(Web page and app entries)
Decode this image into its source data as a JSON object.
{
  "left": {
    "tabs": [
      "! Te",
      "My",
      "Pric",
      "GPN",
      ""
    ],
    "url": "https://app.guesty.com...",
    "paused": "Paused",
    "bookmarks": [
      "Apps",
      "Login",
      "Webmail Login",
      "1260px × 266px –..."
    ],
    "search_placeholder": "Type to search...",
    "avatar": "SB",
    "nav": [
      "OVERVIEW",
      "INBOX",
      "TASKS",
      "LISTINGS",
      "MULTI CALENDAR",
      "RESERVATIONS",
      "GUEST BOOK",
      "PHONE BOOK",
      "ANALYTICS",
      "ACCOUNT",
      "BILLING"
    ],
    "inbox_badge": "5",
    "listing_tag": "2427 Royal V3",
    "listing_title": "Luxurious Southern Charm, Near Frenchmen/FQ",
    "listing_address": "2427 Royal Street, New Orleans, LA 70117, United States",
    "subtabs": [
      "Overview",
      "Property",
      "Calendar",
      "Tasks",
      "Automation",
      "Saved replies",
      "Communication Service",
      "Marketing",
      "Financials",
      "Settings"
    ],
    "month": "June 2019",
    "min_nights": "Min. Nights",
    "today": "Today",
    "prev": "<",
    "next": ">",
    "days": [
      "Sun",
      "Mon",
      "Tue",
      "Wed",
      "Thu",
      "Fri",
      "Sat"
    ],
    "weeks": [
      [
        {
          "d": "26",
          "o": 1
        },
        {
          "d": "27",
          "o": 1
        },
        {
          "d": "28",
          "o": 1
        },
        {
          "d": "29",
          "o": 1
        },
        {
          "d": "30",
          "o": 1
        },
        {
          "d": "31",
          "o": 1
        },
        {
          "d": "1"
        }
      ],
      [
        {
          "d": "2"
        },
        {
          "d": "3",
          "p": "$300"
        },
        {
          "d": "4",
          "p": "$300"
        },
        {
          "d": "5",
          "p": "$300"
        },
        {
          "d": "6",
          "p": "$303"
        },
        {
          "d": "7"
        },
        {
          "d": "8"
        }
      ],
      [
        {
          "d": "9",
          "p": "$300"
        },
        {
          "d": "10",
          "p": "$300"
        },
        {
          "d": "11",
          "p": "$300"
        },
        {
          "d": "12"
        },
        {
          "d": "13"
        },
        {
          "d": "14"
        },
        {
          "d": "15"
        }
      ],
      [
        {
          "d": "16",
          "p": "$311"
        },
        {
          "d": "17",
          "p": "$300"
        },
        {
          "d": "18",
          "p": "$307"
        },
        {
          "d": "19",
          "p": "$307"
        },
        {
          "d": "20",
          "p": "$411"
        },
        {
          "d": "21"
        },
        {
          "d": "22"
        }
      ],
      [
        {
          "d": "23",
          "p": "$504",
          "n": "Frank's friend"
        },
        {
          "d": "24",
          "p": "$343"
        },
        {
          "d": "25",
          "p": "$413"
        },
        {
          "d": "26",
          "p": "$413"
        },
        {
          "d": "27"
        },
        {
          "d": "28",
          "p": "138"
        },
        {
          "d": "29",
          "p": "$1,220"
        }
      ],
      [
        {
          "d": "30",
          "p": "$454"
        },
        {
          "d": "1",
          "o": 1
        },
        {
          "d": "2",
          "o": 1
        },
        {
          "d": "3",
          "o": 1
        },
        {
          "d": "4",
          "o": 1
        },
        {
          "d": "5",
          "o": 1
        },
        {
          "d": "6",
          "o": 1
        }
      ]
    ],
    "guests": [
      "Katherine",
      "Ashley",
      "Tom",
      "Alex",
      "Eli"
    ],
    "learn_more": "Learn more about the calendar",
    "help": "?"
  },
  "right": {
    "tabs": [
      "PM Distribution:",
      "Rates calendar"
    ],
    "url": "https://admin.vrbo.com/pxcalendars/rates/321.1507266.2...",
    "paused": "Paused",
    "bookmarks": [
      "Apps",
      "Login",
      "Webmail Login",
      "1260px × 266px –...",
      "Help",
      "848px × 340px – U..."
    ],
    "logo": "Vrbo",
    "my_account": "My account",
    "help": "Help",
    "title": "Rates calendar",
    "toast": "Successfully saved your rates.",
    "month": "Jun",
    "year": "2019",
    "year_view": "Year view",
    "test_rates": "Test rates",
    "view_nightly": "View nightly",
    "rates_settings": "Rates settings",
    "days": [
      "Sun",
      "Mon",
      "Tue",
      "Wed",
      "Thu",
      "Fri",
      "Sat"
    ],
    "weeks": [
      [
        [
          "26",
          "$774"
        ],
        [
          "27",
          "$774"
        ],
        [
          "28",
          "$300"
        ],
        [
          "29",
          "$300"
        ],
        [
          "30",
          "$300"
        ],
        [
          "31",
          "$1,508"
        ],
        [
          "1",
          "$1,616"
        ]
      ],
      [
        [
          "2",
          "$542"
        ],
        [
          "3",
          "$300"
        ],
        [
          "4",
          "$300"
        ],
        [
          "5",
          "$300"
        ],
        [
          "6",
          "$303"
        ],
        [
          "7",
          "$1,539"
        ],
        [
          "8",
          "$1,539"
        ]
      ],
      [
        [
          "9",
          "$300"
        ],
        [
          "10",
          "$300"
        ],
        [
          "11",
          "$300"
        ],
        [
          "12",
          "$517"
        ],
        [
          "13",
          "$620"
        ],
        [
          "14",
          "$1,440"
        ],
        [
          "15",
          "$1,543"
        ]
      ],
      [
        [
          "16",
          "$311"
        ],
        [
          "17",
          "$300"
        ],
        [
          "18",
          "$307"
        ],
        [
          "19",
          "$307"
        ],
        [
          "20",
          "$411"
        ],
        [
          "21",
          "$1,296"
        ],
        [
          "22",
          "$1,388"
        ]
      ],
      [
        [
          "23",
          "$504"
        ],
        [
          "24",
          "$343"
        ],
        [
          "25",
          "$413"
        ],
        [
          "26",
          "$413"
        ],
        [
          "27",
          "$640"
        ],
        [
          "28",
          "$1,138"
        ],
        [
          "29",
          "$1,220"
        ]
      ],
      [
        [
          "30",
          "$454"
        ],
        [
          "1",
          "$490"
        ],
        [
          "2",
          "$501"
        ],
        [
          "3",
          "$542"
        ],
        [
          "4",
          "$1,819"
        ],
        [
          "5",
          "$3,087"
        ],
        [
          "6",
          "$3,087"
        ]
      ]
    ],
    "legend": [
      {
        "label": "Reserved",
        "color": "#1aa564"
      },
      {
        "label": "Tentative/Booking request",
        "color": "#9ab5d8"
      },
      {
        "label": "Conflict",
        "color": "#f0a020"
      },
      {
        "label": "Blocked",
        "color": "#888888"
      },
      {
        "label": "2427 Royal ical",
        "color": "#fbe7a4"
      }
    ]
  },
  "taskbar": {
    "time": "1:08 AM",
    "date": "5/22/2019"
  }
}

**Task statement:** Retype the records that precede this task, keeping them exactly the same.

**Written answer:**
Decode this image into its source data as a JSON object.
{
  "left": {
    "tabs": [
      "! Te",
      "My",
      "Pric",
      "GPN",
      ""
    ],
    "url": "https://app.guesty.com...",
    "paused": "Paused",
    "bookmarks": [
      "Apps",
      "Login",
      "Webmail Login",
      "1260px × 266px –..."
    ],
    "search_placeholder": "Type to search...",
    "avatar": "SB",
    "nav": [
      "OVERVIEW",
      "INBOX",
      "TASKS",
      "LISTINGS",
      "MULTI CALENDAR",
      "RESERVATIONS",
      "GUEST BOOK",
      "PHONE BOOK",
      "ANALYTICS",
      "ACCOUNT",
      "BILLING"
    ],
    "inbox_badge": "5",
    "listing_tag": "2427 Royal V3",
    "listing_title": "Luxurious Southern Charm, Near Frenchmen/FQ",
    "listing_address": "2427 Royal Street, New Orleans, LA 70117, United States",
    "subtabs": [
      "Overview",
      "Property",
      "Calendar",
      "Tasks",
      "Automation",
      "Saved replies",
      "Communication Service",
      "Marketing",
      "Financials",
      "Settings"
    ],
    "month": "June 2019",
    "min_nights": "Min. Nights",
    "today": "Today",
    "prev": "<",
    "next": ">",
    "days": [
      "Sun",
      "Mon",
      "Tue",
      "Wed",
      "Thu",
      "Fri",
      "Sat"
    ],
    "weeks": [
      [
        {
          "d": "26",
          "o": 1
        },
        {
          "d": "27",
          "o": 1
        },
        {
          "d": "28",
          "o": 1
        },
        {
          "d": "29",
          "o": 1
        },
        {
          "d": "30",
          "o": 1
        },
        {
          "d": "31",
          "o": 1
        },
        {
          "d": "1"
        }
      ],
      [
        {
          "d": "2"
        },
        {
          "d": "3",
          "p": "$300"
        },
        {
          "d": "4",
          "p": "$300"
        },
        {
          "d": "5",
          "p": "$300"
        },
        {
          "d": "6",
          "p": "$303"
        },
        {
          "d": "7"
        },
        {
          "d": "8"
        }
      ],
      [
        {
          "d": "9",
          "p": "$300"
        },
        {
          "d": "10",
          "p": "$300"
        },
        {
          "d": "11",
          "p": "$300"
        },
        {
          "d": "12"
        },
        {
          "d": "13"
        },
        {
          "d": "14"
        },
        {
          "d": "15"
        }
      ],
      [
        {
          "d": "16",
          "p": "$311"
        },
        {
          "d": "17",
          "p": "$300"
        },
        {
          "d": "18",
          "p": "$307"
        },
        {
          "d": "19",
          "p": "$307"
        },
        {
          "d": "20",
          "p": "$411"
        },
        {
          "d": "21"
        },
        {
          "d": "22"
        }
      ],
      [
        {
          "d": "23",
          "p": "$504",
          "n": "Frank's friend"
        },
        {
          "d": "24",
          "p": "$343"
        },
        {
          "d": "25",
          "p": "$413"
        },
        {
          "d": "26",
          "p": "$413"
        },
        {
          "d": "27"
        },
        {
          "d": "28",
          "p": "138"
        },
        {
          "d": "29",
          "p": "$1,220"
        }
      ],
      [
        {
          "d": "30",
          "p": "$454"
        },
        {
          "d": "1",
          "o": 1
        },
        {
          "d": "2",
          "o": 1
        },
        {
          "d": "3",
          "o": 1
        },
        {
          "d": "4",
          "o": 1
        },
        {
          "d": "5",
          "o": 1
        },
        {
          "d": "6",
          "o": 1
        }
      ]
    ],
    "guests": [
      "Katherine",
      "Ashley",
      "Tom",
      "Alex",
      "Eli"
    ],
    "learn_more": "Learn more about the calendar",
    "help": "?"
  },
  "right": {
    "tabs": [
      "PM Distribution:",
      "Rates calendar"
    ],
    "url": "https://admin.vrbo.com/pxcalendars/rates/321.1507266.2...",
    "paused": "Paused",
    "bookmarks": [
      "Apps",
      "Login",
      "Webmail Login",
      "1260px × 266px –...",
      "Help",
      "848px × 340px – U..."
    ],
    "logo": "Vrbo",
    "my_account": "My account",
    "help": "Help",
    "title": "Rates calendar",
    "toast": "Successfully saved your rates.",
    "month": "Jun",
    "year": "2019",
    "year_view": "Year view",
    "test_rates": "Test rates",
    "view_nightly": "View nightly",
    "rates_settings": "Rates settings",
    "days": [
      "Sun",
      "Mon",
      "Tue",
      "Wed",
      "Thu",
      "Fri",
      "Sat"
    ],
    "weeks": [
      [
        [
          "26",
          "$774"
        ],
        [
          "27",
          "$774"
        ],
        [
          "28",
          "$300"
        ],
        [
          "29",
          "$300"
        ],
        [
          "30",
          "$300"
        ],
        [
          "31",
          "$1,508"
        ],
        [
          "1",
          "$1,616"
        ]
      ],
      [
        [
          "2",
          "$542"
        ],
        [
          "3",
          "$300"
        ],
        [
          "4",
          "$300"
        ],
        [
          "5",
          "$300"
        ],
        [
          "6",
          "$303"
        ],
        [
          "7",
          "$1,539"
        ],
        [
          "8",
          "$1,539"
        ]
      ],
      [
        [
          "9",
          "$300"
        ],
        [
          "10",
          "$300"
        ],
        [
          "11",
          "$300"
        ],
        [
          "12",
          "$517"
        ],
        [
          "13",
          "$620"
        ],
        [
          "14",
          "$1,440"
        ],
        [
          "15",
          "$1,543"
        ]
      ],
      [
        [
          "16",
          "$311"
        ],
        [
          "17",
          "$300"
        ],
        [
          "18",
          "$307"
        ],
        [
          "19",
          "$307"
        ],
        [
          "20",
          "$411"
        ],
        [
          "21",
          "$1,296"
        ],
        [
          "22",
          "$1,388"
        ]
      ],
      [
        [
          "23",
          "$504"
        ],
        [
          "24",
          "$343"
        ],
        [
          "25",
          "$413"
        ],
        [
          "26",
          "$413"
        ],
        [
          "27",
          "$640"
        ],
        [
          "28",
          "$1,138"
        ],
        [
          "29",
          "$1,220"
        ]
      ],
      [
        [
          "30",
          "$454"
        ],
        [
          "1",
          "$490"
        ],
        [
          "2",
          "$501"
        ],
        [
          "3",
          "$542"
        ],
        [
          "4",
          "$1,819"
        ],
        [
          "5",
          "$3,087"
        ],
        [
          "6",
          "$3,087"
        ]
      ]
    ],
    "legend": [
      {
        "label": "Reserved",
        "color": "#1aa564"
      },
      {
        "label": "Tentative/Booking request",
        "color": "#9ab5d8"
      },
      {
        "label": "Conflict",
        "color": "#f0a020"
      },
      {
        "label": "Blocked",
        "color": "#888888"
      },
      {
        "label": "2427 Royal ical",
        "color": "#fbe7a4"
      }
    ]
  },
  "taskbar": {
    "time": "1:08 AM",
    "date": "5/22/2019"
  }
}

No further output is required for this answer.